> **TASK INSTRUCTIONS**
Reproduce the data exactly. Omit no record.

> **DATA SECTION**
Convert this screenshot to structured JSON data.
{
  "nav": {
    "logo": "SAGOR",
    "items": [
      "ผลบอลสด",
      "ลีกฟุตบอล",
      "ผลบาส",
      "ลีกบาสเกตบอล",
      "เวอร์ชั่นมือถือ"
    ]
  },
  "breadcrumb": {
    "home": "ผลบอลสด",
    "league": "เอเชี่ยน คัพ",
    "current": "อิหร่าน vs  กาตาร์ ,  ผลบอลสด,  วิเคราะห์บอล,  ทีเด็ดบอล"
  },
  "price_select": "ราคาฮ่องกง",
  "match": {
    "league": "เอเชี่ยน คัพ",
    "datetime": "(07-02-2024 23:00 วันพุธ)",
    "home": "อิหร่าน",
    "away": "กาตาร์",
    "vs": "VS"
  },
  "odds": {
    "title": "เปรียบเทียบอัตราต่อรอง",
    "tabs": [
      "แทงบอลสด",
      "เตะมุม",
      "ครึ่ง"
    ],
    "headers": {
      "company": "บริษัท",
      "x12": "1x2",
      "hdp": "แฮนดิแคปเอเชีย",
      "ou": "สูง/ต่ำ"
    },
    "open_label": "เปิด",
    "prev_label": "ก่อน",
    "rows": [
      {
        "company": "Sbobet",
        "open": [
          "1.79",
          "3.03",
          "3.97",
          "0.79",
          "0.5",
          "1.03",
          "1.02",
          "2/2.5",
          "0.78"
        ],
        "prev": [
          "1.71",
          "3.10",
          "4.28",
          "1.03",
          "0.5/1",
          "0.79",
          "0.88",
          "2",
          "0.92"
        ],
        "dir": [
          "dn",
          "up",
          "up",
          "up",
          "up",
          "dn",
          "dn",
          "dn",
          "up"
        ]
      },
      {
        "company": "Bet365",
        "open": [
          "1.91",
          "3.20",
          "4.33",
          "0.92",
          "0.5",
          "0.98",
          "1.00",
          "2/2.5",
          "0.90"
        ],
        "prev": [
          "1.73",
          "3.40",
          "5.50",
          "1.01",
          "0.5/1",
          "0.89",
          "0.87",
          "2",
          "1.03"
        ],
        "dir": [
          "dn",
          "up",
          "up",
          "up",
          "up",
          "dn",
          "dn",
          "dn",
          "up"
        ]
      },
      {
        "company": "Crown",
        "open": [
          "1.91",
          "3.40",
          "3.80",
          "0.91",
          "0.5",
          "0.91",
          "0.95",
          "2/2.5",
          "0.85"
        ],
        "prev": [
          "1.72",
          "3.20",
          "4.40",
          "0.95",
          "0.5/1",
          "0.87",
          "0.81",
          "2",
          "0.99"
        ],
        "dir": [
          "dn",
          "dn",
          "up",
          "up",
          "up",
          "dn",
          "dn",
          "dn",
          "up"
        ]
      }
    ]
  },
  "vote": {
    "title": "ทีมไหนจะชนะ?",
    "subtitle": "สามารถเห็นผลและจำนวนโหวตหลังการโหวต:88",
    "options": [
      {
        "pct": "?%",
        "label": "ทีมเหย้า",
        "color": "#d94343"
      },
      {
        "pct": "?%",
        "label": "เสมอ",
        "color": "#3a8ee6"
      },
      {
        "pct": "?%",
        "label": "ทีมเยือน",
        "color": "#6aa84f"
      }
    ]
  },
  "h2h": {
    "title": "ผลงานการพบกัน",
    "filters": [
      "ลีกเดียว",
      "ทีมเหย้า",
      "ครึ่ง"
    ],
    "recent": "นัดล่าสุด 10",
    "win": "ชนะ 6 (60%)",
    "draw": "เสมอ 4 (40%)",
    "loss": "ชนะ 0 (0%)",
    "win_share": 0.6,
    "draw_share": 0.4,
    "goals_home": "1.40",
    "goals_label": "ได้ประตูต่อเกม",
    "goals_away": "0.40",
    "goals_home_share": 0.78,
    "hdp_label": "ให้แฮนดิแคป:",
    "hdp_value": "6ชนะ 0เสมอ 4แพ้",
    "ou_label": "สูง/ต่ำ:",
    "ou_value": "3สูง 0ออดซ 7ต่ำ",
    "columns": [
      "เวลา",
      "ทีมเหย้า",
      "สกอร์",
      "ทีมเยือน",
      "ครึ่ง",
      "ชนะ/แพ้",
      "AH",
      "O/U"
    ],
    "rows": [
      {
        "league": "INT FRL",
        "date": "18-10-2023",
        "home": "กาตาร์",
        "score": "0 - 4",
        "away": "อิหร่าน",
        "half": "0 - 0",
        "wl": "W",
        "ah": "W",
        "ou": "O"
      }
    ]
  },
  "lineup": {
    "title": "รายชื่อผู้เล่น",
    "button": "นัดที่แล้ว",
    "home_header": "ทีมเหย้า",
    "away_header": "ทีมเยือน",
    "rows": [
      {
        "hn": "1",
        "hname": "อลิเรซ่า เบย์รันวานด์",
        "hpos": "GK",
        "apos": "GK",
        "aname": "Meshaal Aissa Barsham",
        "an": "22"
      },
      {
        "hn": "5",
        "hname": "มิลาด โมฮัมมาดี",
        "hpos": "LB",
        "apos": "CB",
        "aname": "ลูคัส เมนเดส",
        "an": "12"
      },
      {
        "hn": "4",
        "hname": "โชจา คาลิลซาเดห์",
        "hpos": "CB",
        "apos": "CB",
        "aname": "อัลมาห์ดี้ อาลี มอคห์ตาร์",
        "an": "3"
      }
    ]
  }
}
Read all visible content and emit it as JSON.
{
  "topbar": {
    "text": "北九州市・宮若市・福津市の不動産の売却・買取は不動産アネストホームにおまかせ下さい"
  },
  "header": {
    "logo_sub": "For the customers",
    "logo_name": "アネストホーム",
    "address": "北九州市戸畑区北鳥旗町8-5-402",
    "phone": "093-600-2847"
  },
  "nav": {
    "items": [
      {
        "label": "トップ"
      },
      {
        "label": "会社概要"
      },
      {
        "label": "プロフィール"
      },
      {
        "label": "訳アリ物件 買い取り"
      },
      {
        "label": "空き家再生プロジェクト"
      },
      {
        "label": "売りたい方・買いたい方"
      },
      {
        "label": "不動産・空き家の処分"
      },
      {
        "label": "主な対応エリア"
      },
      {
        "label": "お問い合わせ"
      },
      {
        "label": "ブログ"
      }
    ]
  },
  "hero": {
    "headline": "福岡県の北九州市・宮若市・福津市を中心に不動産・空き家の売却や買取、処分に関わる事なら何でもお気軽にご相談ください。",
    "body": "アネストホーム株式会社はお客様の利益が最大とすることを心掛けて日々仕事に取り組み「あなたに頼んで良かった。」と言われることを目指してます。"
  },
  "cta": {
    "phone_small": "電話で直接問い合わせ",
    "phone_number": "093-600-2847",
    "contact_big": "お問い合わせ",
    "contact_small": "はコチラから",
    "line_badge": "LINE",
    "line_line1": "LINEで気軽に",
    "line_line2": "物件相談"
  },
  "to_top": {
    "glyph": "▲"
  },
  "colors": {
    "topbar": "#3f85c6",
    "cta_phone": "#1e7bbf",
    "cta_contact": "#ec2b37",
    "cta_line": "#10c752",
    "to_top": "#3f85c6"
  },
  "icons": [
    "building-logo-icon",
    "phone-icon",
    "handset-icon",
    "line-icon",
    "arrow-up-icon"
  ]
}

> **EXERCISE OUTPUT**
Convert this screenshot to structured JSON data.
{
  "nav": {
    "logo": "SAGOR",
    "items": [
      "ผลบอลสด",
      "ลีกฟุตบอล",
      "ผลบาส",
      "ลีกบาสเกตบอล",
      "เวอร์ชั่นมือถือ"
    ]
  },
  "breadcrumb": {
    "home": "ผลบอลสด",
    "league": "เอเชี่ยน คัพ",
    "current": "อิหร่าน vs  กาตาร์ ,  ผลบอลสด,  วิเคราะห์บอล,  ทีเด็ดบอล"
  },
  "price_select": "ราคาฮ่องกง",
  "match": {
    "league": "เอเชี่ยน คัพ",
    "datetime": "(07-02-2024 23:00 วันพุธ)",
    "home": "อิหร่าน",
    "away": "กาตาร์",
    "vs": "VS"
  },
  "odds": {
    "title": "เปรียบเทียบอัตราต่อรอง",
    "tabs": [
      "แทงบอลสด",
      "เตะมุม",
      "ครึ่ง"
    ],
    "headers": {
      "company": "บริษัท",
      "x12": "1x2",
      "hdp": "แฮนดิแคปเอเชีย",
      "ou": "สูง/ต่ำ"
    },
    "open_label": "เปิด",
    "prev_label": "ก่อน",
    "rows": [
      {
        "company": "Sbobet",
        "open": [
          "1.79",
          "3.03",
          "3.97",
          "0.79",
          "0.5",
          "1.03",
          "1.02",
          "2/2.5",
          "0.78"
        ],
        "prev": [
          "1.71",
          "3.10",
          "4.28",
          "1.03",
          "0.5/1",
          "0.79",
          "0.88",
          "2",
          "0.92"
        ],
        "dir": [
          "dn",
          "up",
          "up",
          "up",
          "up",
          "dn",
          "dn",
          "dn",
          "up"
        ]
      },
      {
        "company": "Bet365",
        "open": [
          "1.91",
          "3.20",
          "4.33",
          "0.92",
          "0.5",
          "0.98",
          "1.00",
          "2/2.5",
          "0.90"
        ],
        "prev": [
          "1.73",
          "3.40",
          "5.50",
          "1.01",
          "0.5/1",
          "0.89",
          "0.87",
          "2",
          "1.03"
        ],
        "dir": [
          "dn",
          "up",
          "up",
          "up",
          "up",
          "dn",
          "dn",
          "dn",
          "up"
        ]
      },
      {
        "company": "Crown",
        "open": [
          "1.91",
          "3.40",
          "3.80",
          "0.91",
          "0.5",
          "0.91",
          "0.95",
          "2/2.5",
          "0.85"
        ],
        "prev": [
          "1.72",
          "3.20",
          "4.40",
          "0.95",
          "0.5/1",
          "0.87",
          "0.81",
          "2",
          "0.99"
        ],
        "dir": [
          "dn",
          "dn",
          "up",
          "up",
          "up",
          "dn",
          "dn",
          "dn",
          "up"
        ]
      }
    ]
  },
  "vote": {
    "title": "ทีมไหนจะชนะ?",
    "subtitle": "สามารถเห็นผลและจำนวนโหวตหลังการโหวต:88",
    "options": [
      {
        "pct": "?%",
        "label": "ทีมเหย้า",
        "color": "#d94343"
      },
      {
        "pct": "?%",
        "label": "เสมอ",
        "color": "#3a8ee6"
      },
      {
        "pct": "?%",
        "label": "ทีมเยือน",
        "color": "#6aa84f"
      }
    ]
  },
  "h2h": {
    "title": "ผลงานการพบกัน",
    "filters": [
      "ลีกเดียว",
      "ทีมเหย้า",
      "ครึ่ง"
    ],
    "recent": "นัดล่าสุด 10",
    "win": "ชนะ 6 (60%)",
    "draw": "เสมอ 4 (40%)",
    "loss": "ชนะ 0 (0%)",
    "win_share": 0.6,
    "draw_share": 0.4,
    "goals_home": "1.40",
    "goals_label": "ได้ประตูต่อเกม",
    "goals_away": "0.40",
    "goals_home_share": 0.78,
    "hdp_label": "ให้แฮนดิแคป:",
    "hdp_value": "6ชนะ 0เสมอ 4แพ้",
    "ou_label": "สูง/ต่ำ:",
    "ou_value": "3สูง 0ออดซ 7ต่ำ",
    "columns": [
      "เวลา",
      "ทีมเหย้า",
      "สกอร์",
      "ทีมเยือน",
      "ครึ่ง",
      "ชนะ/แพ้",
      "AH",
      "O/U"
    ],
    "rows": [
      {
        "league": "INT FRL",
        "date": "18-10-2023",
        "home": "กาตาร์",
        "score": "0 - 4",
        "away": "อิหร่าน",
        "half": "0 - 0",
        "wl": "W",
        "ah": "W",
        "ou": "O"
      }
    ]
  },
  "lineup": {
    "title": "รายชื่อผู้เล่น",
    "button": "นัดที่แล้ว",
    "home_header": "ทีมเหย้า",
    "away_header": "ทีมเยือน",
    "rows": [
      {
        "hn": "1",
        "hname": "อลิเรซ่า เบย์รันวานด์",
        "hpos": "GK",
        "apos": "GK",
        "aname": "Meshaal Aissa Barsham",
        "an": "22"
      },
      {
        "hn": "5",
        "hname": "มิลาด โมฮัมมาดี",
        "hpos": "LB",
        "apos": "CB",
        "aname": "ลูคัส เมนเดส",
        "an": "12"
      },
      {
        "hn": "4",
        "hname": "โชจา คาลิลซาเดห์",
        "hpos": "CB",
        "apos": "CB",
        "aname": "อัลมาห์ดี้ อาลี มอคห์ตาร์",
        "an": "3"
      }
    ]
  }
}
Read all visible content and emit it as JSON.
{
  "topbar": {
    "text": "北九州市・宮若市・福津市の不動産の売却・買取は不動産アネストホームにおまかせ下さい"
  },
  "header": {
    "logo_sub": "For the customers",
    "logo_name": "アネストホーム",
    "address": "北九州市戸畑区北鳥旗町8-5-402",
    "phone": "093-600-2847"
  },
  "nav": {
    "items": [
      {
        "label": "トップ"
      },
      {
        "label": "会社概要"
      },
      {
        "label": "プロフィール"
      },
      {
        "label": "訳アリ物件 買い取り"
      },
      {
        "label": "空き家再生プロジェクト"
      },
      {
        "label": "売りたい方・買いたい方"
      },
      {
        "label": "不動産・空き家の処分"
      },
      {
        "label": "主な対応エリア"
      },
      {
        "label": "お問い合わせ"
      },
      {
        "label": "ブログ"
      }
    ]
  },
  "hero": {
    "headline": "福岡県の北九州市・宮若市・福津市を中心に不動産・空き家の売却や買取、処分に関わる事なら何でもお気軽にご相談ください。",
    "body": "アネストホーム株式会社はお客様の利益が最大とすることを心掛けて日々仕事に取り組み「あなたに頼んで良かった。」と言われることを目指してます。"
  },
  "cta": {
    "phone_small": "電話で直接問い合わせ",
    "phone_number": "093-600-2847",
    "contact_big": "お問い合わせ",
    "contact_small": "はコチラから",
    "line_badge": "LINE",
    "line_line1": "LINEで気軽に",
    "line_line2": "物件相談"
  },
  "to_top": {
    "glyph": "▲"
  },
  "colors": {
    "topbar": "#3f85c6",
    "cta_phone": "#1e7bbf",
    "cta_contact": "#ec2b37",
    "cta_line": "#10c752",
    "to_top": "#3f85c6"
  },
  "icons": [
    "building-logo-icon",
    "phone-icon",
    "handset-icon",
    "line-icon",
    "arrow-up-icon"
  ]
}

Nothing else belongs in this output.